*HOW TO COMPLETE THIS TASK:* From the records below, copy each line in which the string "JSON" occurs.

[Data records for software interfaces]
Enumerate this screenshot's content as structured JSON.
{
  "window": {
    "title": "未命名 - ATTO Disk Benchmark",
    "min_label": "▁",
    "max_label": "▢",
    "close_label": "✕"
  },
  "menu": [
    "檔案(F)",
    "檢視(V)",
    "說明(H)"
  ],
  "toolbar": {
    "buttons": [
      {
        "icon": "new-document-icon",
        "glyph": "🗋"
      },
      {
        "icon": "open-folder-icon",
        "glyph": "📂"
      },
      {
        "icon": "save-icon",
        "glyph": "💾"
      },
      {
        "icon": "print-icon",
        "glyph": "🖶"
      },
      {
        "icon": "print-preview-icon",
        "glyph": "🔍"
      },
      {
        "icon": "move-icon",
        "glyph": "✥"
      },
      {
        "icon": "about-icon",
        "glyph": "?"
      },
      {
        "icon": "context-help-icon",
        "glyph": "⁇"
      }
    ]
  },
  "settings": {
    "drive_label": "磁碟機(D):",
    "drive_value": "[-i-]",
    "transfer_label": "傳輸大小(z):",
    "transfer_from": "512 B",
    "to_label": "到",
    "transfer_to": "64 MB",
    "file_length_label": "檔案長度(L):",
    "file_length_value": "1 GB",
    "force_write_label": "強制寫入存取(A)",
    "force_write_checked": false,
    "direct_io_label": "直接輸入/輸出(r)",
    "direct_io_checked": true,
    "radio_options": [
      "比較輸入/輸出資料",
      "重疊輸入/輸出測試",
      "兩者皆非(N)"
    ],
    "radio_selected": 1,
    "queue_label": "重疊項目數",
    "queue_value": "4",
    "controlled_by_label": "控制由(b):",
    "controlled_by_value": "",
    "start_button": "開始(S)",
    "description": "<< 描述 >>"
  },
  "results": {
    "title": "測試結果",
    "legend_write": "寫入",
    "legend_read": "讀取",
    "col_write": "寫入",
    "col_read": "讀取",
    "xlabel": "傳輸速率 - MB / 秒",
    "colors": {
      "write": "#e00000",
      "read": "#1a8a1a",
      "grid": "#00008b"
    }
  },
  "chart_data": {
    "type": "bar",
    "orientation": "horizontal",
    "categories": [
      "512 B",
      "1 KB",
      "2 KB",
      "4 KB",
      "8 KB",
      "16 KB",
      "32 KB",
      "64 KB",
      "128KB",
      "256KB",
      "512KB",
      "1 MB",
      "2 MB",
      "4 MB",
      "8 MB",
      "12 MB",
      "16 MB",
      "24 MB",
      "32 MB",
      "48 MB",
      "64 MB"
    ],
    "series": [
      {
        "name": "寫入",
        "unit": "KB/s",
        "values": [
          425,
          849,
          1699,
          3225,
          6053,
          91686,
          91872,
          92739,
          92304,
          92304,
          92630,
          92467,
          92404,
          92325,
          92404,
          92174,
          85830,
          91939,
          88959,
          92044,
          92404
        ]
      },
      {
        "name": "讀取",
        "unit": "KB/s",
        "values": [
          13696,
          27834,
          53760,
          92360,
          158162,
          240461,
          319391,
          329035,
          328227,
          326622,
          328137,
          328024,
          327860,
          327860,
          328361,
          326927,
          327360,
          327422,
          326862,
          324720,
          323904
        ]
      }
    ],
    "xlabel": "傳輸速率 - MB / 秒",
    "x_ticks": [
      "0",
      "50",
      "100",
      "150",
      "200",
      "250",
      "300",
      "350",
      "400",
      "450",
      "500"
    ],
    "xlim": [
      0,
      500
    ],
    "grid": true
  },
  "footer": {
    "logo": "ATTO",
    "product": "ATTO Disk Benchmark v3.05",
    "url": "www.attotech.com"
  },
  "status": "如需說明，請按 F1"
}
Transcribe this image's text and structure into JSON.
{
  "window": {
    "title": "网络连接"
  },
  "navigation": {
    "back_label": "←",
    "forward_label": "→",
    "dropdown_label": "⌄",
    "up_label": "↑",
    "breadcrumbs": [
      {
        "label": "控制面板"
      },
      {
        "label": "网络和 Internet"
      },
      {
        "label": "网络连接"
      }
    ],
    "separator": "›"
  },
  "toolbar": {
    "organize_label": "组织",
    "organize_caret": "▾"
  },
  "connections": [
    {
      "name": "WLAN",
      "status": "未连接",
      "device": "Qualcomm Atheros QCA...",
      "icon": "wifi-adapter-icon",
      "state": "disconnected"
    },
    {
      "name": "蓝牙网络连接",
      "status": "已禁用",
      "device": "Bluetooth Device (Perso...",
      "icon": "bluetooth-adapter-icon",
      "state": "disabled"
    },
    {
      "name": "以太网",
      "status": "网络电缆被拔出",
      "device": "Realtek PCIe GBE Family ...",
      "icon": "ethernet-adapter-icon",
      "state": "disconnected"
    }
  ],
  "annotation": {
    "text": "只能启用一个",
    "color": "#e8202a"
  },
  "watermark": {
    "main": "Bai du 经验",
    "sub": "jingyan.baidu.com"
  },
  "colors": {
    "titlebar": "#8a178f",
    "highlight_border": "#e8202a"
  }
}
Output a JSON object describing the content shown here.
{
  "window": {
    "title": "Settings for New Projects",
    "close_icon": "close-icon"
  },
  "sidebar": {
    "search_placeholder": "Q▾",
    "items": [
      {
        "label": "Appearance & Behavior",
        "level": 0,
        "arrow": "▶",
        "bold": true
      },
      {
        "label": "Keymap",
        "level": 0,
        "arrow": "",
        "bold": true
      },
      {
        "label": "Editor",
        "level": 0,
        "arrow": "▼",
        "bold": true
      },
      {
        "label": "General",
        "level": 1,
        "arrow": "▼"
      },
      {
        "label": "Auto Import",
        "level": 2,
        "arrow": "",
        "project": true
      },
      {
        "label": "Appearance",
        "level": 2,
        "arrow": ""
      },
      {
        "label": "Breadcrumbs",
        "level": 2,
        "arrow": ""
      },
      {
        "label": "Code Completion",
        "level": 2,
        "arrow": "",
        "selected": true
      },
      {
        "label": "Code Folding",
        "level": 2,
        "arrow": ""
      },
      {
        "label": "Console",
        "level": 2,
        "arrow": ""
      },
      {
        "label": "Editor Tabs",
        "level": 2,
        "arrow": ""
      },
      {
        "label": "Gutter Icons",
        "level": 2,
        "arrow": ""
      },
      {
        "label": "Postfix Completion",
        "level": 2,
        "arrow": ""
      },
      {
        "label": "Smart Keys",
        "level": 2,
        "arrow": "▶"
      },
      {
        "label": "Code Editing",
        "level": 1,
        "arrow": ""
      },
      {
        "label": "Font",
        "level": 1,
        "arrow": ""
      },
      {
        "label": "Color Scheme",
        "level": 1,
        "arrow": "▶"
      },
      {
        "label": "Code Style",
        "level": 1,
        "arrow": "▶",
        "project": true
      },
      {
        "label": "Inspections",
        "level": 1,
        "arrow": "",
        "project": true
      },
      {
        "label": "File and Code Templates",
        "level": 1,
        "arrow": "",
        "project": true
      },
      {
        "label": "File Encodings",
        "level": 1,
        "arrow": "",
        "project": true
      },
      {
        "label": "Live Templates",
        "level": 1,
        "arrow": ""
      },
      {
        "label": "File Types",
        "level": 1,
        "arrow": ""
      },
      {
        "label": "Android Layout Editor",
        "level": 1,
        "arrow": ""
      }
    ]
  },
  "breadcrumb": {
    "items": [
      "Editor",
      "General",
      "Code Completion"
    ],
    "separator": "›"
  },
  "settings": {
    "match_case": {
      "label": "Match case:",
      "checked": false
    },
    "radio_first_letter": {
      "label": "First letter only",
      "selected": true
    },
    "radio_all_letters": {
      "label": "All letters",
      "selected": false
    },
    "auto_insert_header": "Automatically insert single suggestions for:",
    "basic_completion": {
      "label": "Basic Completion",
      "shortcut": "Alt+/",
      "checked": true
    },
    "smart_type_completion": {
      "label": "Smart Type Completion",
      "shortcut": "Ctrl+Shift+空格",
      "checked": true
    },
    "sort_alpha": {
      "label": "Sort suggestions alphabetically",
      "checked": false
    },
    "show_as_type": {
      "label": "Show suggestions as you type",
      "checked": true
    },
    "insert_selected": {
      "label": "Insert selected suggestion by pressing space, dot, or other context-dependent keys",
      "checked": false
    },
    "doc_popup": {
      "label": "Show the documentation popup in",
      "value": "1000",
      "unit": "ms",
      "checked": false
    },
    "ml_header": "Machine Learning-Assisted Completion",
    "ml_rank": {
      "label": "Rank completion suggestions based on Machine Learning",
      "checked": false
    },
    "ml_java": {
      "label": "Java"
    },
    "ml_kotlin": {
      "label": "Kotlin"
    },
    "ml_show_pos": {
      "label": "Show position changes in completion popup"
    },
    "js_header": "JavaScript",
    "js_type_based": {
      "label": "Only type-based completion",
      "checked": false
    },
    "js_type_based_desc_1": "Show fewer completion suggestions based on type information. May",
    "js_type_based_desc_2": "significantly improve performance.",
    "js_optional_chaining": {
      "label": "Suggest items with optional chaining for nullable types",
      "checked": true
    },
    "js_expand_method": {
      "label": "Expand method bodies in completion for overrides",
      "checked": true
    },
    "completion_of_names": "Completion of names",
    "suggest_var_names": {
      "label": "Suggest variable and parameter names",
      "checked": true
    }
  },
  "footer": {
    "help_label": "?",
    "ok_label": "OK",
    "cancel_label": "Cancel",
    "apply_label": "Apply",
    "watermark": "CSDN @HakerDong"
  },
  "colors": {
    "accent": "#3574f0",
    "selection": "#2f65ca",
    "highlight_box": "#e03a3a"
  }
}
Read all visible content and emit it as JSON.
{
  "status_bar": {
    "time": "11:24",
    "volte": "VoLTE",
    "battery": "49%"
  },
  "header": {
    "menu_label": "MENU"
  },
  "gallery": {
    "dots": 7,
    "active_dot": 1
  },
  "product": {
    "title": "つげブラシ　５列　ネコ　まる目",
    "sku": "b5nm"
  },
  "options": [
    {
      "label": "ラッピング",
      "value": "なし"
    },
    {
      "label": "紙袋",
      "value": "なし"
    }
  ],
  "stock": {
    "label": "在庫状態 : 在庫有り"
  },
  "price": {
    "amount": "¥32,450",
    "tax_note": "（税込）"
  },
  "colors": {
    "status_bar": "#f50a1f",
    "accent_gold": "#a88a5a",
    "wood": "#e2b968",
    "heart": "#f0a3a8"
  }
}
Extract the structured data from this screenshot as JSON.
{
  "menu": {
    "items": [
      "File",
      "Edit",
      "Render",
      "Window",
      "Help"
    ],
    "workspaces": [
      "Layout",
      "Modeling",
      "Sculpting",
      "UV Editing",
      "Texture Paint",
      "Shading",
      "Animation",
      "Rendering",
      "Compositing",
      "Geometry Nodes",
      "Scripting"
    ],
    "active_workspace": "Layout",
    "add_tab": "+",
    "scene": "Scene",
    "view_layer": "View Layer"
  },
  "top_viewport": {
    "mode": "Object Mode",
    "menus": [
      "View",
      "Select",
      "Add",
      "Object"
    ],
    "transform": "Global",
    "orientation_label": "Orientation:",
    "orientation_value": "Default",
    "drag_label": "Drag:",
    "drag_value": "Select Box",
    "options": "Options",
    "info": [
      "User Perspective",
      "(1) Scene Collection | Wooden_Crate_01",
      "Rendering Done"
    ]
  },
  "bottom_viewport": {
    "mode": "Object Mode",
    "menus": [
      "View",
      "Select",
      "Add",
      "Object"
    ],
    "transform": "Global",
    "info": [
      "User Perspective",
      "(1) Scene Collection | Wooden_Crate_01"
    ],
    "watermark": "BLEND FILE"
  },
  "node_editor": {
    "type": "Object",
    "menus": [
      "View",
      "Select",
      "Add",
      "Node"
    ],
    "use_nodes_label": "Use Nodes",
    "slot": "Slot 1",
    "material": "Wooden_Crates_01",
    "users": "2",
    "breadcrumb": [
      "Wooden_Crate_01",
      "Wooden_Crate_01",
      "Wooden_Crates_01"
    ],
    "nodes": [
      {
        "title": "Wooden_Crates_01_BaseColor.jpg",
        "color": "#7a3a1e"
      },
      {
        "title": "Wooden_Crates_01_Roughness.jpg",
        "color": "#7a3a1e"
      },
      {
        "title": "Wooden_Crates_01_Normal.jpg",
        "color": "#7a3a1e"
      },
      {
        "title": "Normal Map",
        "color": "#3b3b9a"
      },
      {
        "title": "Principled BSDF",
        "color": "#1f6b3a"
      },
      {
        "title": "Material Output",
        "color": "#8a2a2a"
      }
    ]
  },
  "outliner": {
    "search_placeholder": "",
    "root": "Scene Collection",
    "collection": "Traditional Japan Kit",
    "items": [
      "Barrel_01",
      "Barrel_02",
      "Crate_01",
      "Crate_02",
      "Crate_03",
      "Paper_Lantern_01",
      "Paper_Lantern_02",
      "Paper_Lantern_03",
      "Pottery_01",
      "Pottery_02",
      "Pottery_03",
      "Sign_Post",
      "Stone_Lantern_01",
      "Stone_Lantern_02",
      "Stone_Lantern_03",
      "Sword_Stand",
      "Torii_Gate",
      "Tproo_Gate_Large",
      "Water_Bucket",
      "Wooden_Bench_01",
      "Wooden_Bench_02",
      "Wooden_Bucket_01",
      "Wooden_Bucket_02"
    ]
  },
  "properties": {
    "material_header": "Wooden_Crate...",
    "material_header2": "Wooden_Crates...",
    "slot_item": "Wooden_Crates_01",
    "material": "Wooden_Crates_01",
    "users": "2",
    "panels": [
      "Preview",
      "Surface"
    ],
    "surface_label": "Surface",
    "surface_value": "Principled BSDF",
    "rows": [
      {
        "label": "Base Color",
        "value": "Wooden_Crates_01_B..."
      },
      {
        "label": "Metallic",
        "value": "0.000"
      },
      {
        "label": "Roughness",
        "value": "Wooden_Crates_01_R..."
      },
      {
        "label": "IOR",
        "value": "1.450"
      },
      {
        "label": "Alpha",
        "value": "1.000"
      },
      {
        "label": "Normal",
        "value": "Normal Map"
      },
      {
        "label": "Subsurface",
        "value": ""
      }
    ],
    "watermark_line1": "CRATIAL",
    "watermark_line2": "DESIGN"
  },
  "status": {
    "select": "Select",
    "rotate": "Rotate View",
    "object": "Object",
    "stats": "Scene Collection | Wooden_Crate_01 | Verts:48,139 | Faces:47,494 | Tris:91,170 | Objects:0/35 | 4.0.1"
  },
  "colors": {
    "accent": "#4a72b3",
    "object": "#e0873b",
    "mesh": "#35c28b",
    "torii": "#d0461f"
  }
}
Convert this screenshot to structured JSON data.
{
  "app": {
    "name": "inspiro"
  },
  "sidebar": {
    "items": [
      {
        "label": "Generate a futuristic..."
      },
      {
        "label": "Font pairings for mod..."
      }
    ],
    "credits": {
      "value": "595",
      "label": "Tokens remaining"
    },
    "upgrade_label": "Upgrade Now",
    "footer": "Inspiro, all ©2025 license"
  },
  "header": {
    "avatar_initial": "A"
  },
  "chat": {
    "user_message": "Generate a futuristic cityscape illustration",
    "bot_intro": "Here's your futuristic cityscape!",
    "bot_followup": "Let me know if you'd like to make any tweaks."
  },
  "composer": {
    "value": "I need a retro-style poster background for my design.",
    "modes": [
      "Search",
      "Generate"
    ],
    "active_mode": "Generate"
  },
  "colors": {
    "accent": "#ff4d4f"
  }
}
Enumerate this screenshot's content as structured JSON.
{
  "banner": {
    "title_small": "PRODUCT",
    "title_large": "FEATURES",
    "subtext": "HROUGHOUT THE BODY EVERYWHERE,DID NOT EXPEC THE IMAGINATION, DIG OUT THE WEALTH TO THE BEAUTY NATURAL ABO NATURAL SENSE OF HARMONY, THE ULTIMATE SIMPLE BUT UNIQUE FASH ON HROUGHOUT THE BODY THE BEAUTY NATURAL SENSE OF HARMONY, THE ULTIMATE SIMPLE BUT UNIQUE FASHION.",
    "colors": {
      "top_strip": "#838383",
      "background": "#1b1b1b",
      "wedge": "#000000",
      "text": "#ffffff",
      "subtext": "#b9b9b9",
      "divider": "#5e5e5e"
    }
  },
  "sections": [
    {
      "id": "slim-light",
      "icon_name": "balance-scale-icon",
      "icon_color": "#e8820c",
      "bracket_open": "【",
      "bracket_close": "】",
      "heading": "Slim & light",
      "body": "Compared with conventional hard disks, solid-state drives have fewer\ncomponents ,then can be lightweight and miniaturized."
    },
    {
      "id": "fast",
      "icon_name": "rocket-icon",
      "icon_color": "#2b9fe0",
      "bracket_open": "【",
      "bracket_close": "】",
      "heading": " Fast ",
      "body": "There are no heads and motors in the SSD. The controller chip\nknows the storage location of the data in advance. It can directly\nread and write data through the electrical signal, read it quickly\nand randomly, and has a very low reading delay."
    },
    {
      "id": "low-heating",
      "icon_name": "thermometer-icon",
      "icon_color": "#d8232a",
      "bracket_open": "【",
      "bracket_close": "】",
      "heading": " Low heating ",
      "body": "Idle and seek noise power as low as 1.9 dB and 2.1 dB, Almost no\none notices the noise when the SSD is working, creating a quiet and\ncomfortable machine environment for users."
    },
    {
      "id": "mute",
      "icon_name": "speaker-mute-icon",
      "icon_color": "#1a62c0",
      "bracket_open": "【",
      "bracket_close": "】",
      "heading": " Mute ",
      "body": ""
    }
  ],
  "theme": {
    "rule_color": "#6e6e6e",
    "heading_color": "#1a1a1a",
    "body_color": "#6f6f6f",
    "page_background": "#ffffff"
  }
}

*RESULT:*
Enumerate this screenshot's content as structured JSON.
Transcribe this image's text and structure into JSON.
Output a JSON object describing the content shown here.
Read all visible content and emit it as JSON.
Extract the structured data from this screenshot as JSON.
Convert this screenshot to structured JSON data.
Enumerate this screenshot's content as structured JSON.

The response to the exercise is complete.